Paul says that the outward actions don’t accomplish much of anything; that the key issue is being born again. After that point, God is free to rear up a believer in the nurture of His Word, and produce the inward and outward changes that show the reality of the new birth. The chains and restraints of religious formalism and the trappings of formal piety are essentially useless. The results of the Holy Spirit working through a born-again believer have eternal value. Not only that, but, as we saw in the previous chapter, “against such things there is no law”. There may come a time when we will be condemned for our faith…but the good works of faith are not what they are rejecting: it is the “bad news” of the Gospel…the three-fold bad news that “Sin is black, Hell is hot, and Judgment is coming!” But the Gospel also concludes with the Good News; “Jesus Saves!” They don’t like that part either, so we stand condemned for the whole message of the Gospel. We have to accept the fact that we are cast aside by the World because they also cast aside the Christ who saved us. Jesus said, “Marvel not if the World hate thee; they hated Me first!” We are finally beginning to see that reality in the world around us. We must prepare our hearts to accept it as our cross, joining Jesus in the “fellowship of His sufferings.”

Peace in Persecution

16 And as many as walk according to this rule, peace be on them, and mercy, and upon the Israel of God.

Paul concludes by praying for peace upon those who live by faith, and obey by faith. He also prays for peace upon the “Israel of God”. (This is not saying that believers have become Jews, though he has already pointed out that they have become part of the fulfilled promise to Abraham. I believe he may be addressing the Jewish believers who have embraced Jesus as their Messiah… but I can’t prove it.) At any rate, Jesus agreed, saying “In the World ye shall have tribulations, but be of good cheer: I have overcome the World.
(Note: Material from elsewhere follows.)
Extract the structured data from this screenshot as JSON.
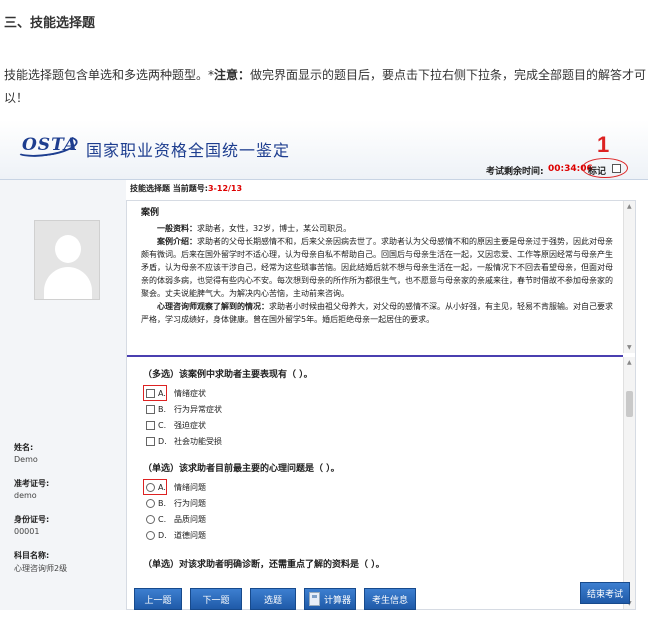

I think it is probably important to point out that the trap of legalism is still there: James 3:18 says “the seed whose fruit is righteousness is sown in Peace by those who make peace.” This whole passage is exhorting us to walk in the light and to shine in a dark world…but it requires that the Peace of God “leak out through us” in every relationship. We cannot preach righteousness in anger and expect good results. James says if we want to reap righteousness we have to sow that seed in peace, as peacemakers.
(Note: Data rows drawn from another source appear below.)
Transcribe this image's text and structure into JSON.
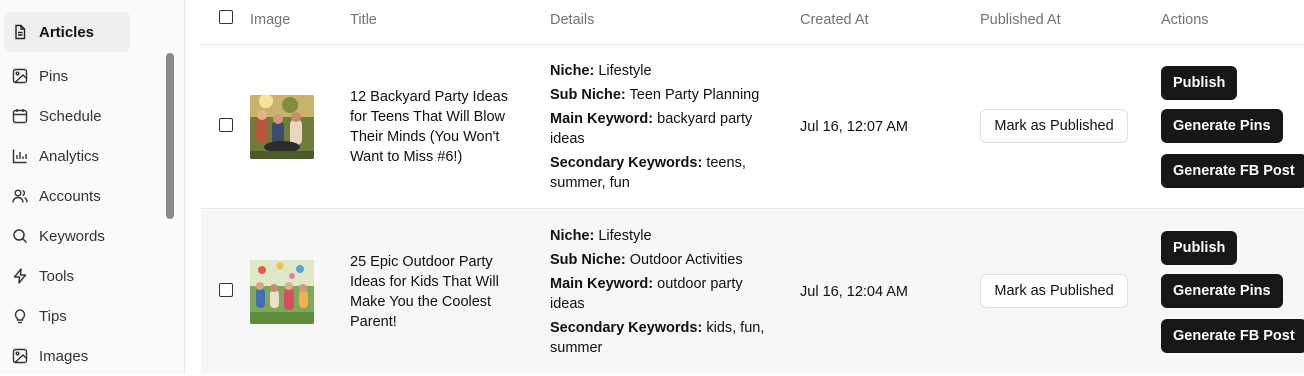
{
  "sidebar": {
    "items": [
      {
        "label": "Articles",
        "icon": "file-text-icon",
        "active": true
      },
      {
        "label": "Pins",
        "icon": "image-icon"
      },
      {
        "label": "Schedule",
        "icon": "calendar-icon"
      },
      {
        "label": "Analytics",
        "icon": "bar-chart-icon"
      },
      {
        "label": "Accounts",
        "icon": "users-icon"
      },
      {
        "label": "Keywords",
        "icon": "search-icon"
      },
      {
        "label": "Tools",
        "icon": "zap-icon"
      },
      {
        "label": "Tips",
        "icon": "lightbulb-icon"
      },
      {
        "label": "Images",
        "icon": "image-icon"
      }
    ]
  },
  "table": {
    "headers": {
      "image": "Image",
      "title": "Title",
      "details": "Details",
      "created": "Created At",
      "published": "Published At",
      "actions": "Actions"
    },
    "labels": {
      "niche": "Niche:",
      "sub_niche": "Sub Niche:",
      "main_keyword": "Main Keyword:",
      "secondary_keywords": "Secondary Keywords:"
    },
    "rows": [
      {
        "title": "12 Backyard Party Ideas for Teens That Will Blow Their Minds (You Won't Want to Miss #6!)",
        "niche": "Lifestyle",
        "sub_niche": "Teen Party Planning",
        "main_keyword": "backyard party ideas",
        "secondary_keywords": "teens, summer, fun",
        "created_at": "Jul 16, 12:07 AM",
        "mark_published": "Mark as Published",
        "publish": "Publish",
        "generate_pins": "Generate Pins",
        "generate_fb": "Generate FB Post"
      },
      {
        "title": "25 Epic Outdoor Party Ideas for Kids That Will Make You the Coolest Parent!",
        "niche": "Lifestyle",
        "sub_niche": "Outdoor Activities",
        "main_keyword": "outdoor party ideas",
        "secondary_keywords": "kids, fun, summer",
        "created_at": "Jul 16, 12:04 AM",
        "mark_published": "Mark as Published",
        "publish": "Publish",
        "generate_pins": "Generate Pins",
        "generate_fb": "Generate FB Post"
      }
    ]
  },
  "colors": {
    "button_dark": "#171717",
    "active_bg": "#efefef",
    "muted_text": "#737373"
  }
}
Philippians 4:6, 7 states that we can experience that peace at all times. We are to avoid anxiety and stress by laying our burden on Jesus…and leaving it there. We are not to just be confident in our own goodness and rightness, and think that that is the “light” we are to shine. The Love of God and the Gospel of His Grace is the light we are to shine.

Paul’s Conclusion

17 From henceforth let no man trouble me: for I bear in my body the marks of the Lord Jesus.

Paul once may have taken some sort of pride in his being a Jew, and bearing the “marks” of Judaism: physical circumcision, peculiar clothing, peculiar haircut, etc. Now the only marks he points to are the physical scars that he received as a result of preaching the Gospel. He pointed to them as the proof of his ministry. Not numbers, not buildings, not money or fame. He pointed to his suffering which had been the direct result of the preaching of the Cross. And his conclusion was that any accusations against his ministry will have to face the reality of his track-record.

18 Brethren, the grace of our Lord Jesus Christ be with your spirit. Amen. (To the Galatians written from Rome.)

As we mentioned in the beginning of this epistle, Grace is not only for salvation, but for daily life. How fitting that the Epistle should begin and end with Grace, as that is the key theme of the book. Paul’s purpose is to point people away from Law, with its outward works, and to anchor the believers firmly in Grace. If we take his message to heart, then his purpose is fulfilled in us.

If we walk in the Spirit, we can expect the grace of the Lord Jesus to be with our spirits.

Lord Jesus, change our hearts by your Grace. Re-mold us into your likeness and lead us in the path of righteousness. Teach us to sow the Gospel of Grace and Peace and to demonstrate the Love of God in our lives, while maintaining a clean walk before you. Make us the Men and Women of God you have chosen us to be.